I add hooves on many of my horse cookies at the same time:
A few hours later (decorating a batch of llama cookies in the meantime!) I add the saddle flaps to the saddle. Because the first icing has dried, the seat, flap, and girth stay distinct instead of pooling into one blob of icing.
ICING THE BODY:
Because it’s important for this cookie to be strong enough to stand vertically, the shape of the cutter is somewhat bulky. This gives a finished cookie strength but can make the horse look a bit strange if iced along the outline. To remedy this I made sure to ice in the contours and leave the blank spaces drawn on my template.
Instead of a basic outline, I found it helpful to break the horse’s body into shapes. This helped me visualize where I was at in the shape and also helped give the horse the distinctive curves and contours of a horse shape.
To start: a half circle at the cheek, another for the muzzle, and a straight line up the face:
Next, a half circle at the shoulder, a half-heart for the rear, and a gentle curve for the stifle (that’s the front of the back thigh, for you folks who haven’t groomed a real one a few thousand times! 😉 and for the front leg.
Once I have my shoulder, rear, hocks, and elbow located, I connect the curves with straight(ish) lines.
Though the exaggerated contours look odd on the outline, when filled in the horse takes shape as an adorable pony:
MANE AND TAIL
The mail and tail are quick and easy for these pony cookies. Plan ahead of time if you’ll do long manes, bumpy-curly manes, show braids, or cute short manes. If you are baking for a pony party, consider filling the mane and tail with plain white icing and letting your guests add the mane and tail with food coloring pens as a party activity!
To ice with a traditional method, first squeeze a few blobs onto the crest of the neck:
Using a craft stick or toothpick, use the tip to carefully coax the icing into points, as illustrated:
This method can be used to quickly create “clumps” of hair. Shake your cookie gently to help the peaks of icing left by your tool to settle back down into the icing.
The same dip-and-drag method works to create a perfectly fringed hunter-jumper style horse tail:
At any point after the icing on the legs is dry, add a small rectangle at the bottom of each leg as a hoof:
OPTIONAL: ADDING HEARTS
I thought these sweet ponies needed a bit of extra adorableness – or perhaps I’m still under the influence of the 1980’s era My Little Ponies and think that rear decorations should absolutely be a part of everyday horse grooming! In either case, adding a perfect little heart is incredibly easy!
Just drop two equally sized dots of icing on the rear:
Use a toothpick to drag each dot of icing down and towards each other:
…Creating a perfect heart!
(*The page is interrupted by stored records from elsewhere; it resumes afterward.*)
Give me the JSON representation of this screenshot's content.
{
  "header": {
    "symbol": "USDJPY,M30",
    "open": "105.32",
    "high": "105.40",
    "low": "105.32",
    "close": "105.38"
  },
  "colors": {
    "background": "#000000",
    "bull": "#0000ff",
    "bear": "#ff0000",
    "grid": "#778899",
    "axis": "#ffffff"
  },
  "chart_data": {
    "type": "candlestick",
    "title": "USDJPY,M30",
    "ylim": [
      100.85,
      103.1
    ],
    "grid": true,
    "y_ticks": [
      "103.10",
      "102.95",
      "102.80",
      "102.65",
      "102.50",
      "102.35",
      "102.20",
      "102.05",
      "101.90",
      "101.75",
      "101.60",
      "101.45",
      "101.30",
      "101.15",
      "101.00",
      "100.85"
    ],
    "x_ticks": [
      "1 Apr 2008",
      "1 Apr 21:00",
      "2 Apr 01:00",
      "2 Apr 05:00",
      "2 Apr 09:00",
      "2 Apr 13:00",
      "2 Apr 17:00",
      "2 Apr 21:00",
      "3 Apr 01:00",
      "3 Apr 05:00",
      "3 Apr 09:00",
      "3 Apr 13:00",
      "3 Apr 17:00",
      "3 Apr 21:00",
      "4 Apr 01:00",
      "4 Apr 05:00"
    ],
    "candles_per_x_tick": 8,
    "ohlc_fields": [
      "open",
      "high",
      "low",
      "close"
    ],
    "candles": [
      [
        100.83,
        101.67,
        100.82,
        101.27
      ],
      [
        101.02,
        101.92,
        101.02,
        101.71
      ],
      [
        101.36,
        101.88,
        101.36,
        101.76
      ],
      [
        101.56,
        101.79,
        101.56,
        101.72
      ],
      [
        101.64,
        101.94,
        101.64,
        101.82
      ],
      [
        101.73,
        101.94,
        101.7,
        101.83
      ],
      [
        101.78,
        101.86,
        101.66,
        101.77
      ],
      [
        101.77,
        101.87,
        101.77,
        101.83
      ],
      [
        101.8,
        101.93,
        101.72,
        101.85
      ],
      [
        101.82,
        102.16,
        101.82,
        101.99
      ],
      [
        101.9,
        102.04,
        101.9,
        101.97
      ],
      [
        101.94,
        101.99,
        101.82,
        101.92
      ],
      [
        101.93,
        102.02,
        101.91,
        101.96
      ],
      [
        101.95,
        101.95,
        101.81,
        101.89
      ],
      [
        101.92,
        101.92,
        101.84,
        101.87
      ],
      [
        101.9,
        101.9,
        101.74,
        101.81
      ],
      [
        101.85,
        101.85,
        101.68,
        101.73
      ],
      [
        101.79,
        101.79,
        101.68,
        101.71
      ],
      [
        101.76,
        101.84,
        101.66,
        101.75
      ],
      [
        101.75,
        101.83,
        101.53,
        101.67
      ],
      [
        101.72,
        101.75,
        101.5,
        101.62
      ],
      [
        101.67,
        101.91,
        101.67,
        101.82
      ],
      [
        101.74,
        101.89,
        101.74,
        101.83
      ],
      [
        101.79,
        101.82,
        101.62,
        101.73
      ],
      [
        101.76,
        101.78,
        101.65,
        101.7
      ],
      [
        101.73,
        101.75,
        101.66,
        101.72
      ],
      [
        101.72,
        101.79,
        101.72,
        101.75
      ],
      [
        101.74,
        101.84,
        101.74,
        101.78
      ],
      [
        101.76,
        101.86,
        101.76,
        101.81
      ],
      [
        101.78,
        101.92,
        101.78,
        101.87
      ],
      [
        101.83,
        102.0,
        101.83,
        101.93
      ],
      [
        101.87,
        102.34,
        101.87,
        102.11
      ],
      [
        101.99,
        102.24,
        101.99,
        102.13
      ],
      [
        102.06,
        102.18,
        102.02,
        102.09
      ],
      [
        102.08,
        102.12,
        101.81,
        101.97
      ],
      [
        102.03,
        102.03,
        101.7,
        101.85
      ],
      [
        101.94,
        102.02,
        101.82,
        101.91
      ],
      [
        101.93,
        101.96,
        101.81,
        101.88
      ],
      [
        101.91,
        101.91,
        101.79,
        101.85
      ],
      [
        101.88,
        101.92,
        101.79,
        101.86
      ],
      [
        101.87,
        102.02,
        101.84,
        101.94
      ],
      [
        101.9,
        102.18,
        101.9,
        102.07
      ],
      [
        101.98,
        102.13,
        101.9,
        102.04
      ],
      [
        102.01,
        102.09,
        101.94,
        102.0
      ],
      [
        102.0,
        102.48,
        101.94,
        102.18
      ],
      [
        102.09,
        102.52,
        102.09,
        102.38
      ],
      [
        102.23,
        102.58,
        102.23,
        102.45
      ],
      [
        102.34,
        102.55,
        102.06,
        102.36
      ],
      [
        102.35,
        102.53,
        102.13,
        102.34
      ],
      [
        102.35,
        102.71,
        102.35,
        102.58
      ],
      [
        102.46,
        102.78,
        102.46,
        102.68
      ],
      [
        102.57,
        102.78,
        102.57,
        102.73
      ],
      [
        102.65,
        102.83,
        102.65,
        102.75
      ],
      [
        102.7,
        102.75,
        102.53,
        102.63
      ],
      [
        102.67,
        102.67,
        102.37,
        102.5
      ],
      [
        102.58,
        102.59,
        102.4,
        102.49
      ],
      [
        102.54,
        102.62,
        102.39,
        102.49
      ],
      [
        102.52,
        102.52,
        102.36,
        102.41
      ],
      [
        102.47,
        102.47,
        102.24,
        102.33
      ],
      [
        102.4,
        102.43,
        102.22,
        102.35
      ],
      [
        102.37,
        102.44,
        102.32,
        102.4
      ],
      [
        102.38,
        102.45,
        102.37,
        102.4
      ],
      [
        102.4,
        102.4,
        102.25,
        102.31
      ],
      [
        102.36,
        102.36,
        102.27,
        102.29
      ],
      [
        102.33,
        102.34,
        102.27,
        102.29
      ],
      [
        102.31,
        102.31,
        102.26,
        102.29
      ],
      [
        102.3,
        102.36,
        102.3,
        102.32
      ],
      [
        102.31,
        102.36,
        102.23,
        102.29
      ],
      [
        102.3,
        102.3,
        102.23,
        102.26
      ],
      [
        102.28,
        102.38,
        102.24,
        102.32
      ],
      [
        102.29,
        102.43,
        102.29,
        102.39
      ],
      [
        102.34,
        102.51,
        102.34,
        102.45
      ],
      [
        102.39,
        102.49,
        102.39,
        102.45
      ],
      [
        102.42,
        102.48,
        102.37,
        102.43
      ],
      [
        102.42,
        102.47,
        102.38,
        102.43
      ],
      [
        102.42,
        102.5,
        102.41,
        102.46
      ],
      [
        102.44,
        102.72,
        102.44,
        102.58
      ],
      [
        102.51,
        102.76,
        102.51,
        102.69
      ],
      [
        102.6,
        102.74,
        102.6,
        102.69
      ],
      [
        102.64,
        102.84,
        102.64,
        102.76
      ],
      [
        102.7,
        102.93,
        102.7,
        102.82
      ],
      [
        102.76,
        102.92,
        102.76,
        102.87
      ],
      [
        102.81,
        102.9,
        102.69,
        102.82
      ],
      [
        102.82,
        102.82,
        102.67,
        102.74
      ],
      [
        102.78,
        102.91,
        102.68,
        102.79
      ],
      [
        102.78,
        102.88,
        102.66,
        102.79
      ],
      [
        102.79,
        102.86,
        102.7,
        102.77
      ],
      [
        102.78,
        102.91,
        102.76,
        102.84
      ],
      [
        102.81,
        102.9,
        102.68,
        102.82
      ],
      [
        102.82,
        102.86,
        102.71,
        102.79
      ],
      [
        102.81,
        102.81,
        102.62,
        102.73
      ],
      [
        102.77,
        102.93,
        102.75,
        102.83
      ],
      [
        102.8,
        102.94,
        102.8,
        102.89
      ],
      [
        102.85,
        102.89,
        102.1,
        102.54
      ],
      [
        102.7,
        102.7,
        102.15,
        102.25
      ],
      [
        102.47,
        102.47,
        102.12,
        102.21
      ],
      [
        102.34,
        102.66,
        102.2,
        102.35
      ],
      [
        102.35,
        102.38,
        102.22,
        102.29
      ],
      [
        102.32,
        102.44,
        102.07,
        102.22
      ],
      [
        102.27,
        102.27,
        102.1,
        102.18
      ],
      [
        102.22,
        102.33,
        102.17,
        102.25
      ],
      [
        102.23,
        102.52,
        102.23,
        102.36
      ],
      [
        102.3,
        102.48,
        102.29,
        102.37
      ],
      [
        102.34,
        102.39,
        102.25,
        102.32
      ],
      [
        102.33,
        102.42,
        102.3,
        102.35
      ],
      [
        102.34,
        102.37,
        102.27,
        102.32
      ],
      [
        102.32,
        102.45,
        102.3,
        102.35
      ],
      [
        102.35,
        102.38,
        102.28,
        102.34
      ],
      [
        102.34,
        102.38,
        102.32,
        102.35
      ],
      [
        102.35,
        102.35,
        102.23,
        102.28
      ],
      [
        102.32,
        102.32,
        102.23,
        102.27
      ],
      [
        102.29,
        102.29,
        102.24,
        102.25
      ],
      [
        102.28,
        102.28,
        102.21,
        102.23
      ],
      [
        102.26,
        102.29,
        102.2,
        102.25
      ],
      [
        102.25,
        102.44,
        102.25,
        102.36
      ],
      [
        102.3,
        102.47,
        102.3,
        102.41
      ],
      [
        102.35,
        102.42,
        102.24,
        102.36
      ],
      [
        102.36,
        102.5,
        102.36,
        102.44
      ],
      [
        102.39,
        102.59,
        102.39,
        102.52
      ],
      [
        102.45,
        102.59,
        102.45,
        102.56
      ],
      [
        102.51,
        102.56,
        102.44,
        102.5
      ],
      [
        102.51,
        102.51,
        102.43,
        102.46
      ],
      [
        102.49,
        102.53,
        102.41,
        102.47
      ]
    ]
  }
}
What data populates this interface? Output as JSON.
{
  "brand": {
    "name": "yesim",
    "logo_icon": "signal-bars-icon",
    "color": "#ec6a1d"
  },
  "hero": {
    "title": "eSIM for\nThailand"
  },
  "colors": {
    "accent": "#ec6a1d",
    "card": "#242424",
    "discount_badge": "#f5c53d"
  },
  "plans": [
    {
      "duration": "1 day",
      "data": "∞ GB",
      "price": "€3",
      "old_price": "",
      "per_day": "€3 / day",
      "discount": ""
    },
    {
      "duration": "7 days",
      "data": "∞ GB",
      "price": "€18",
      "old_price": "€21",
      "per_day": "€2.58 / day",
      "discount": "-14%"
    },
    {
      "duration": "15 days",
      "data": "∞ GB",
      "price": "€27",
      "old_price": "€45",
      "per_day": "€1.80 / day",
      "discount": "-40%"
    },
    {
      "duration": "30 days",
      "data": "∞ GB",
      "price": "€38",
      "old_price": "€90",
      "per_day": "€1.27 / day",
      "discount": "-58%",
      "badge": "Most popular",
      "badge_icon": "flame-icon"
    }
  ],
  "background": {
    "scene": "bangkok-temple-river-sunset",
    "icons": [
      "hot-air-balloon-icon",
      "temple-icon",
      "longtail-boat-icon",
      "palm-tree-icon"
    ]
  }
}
You may want to practice this method on a piece of paper a few times- but it’s easy to pick up!
REPAIRING BROKEN COOKIES
If you roll your dough to 1/4″ thick as recommended, you shouldn’t have too much breakage- however any cookie with two large sides joined by a smaller section is more likely to break. Luckily, it’s actually pretty easy to salvage broken cookies. Just apply icing heavily to the broken edges, like glue, and press them together. Wipe away excess glue.┬á Let the cookie sit on a non stick surface overnight and when the icing hardens, in the morning, your cookie will be nearly as strong as ever.
ADDING DETAILS AND PERSONALITY:
What really brings these cookies to life is the expression and character added by a mouth, nose, and eyes. You can use black icing, but will have better results if using a Black Food Coloring Marker.
Use the marker on completely dried icing to add facial features and black markings like appaloosa spots or paint horse patterns:
Cowgirl cookie astride her cookie steed with spots added with a food coloring pen:
I’d love to know how YOUR cookies turn out! Post a comment about your adventures decorating the horse and rider cookie cutter.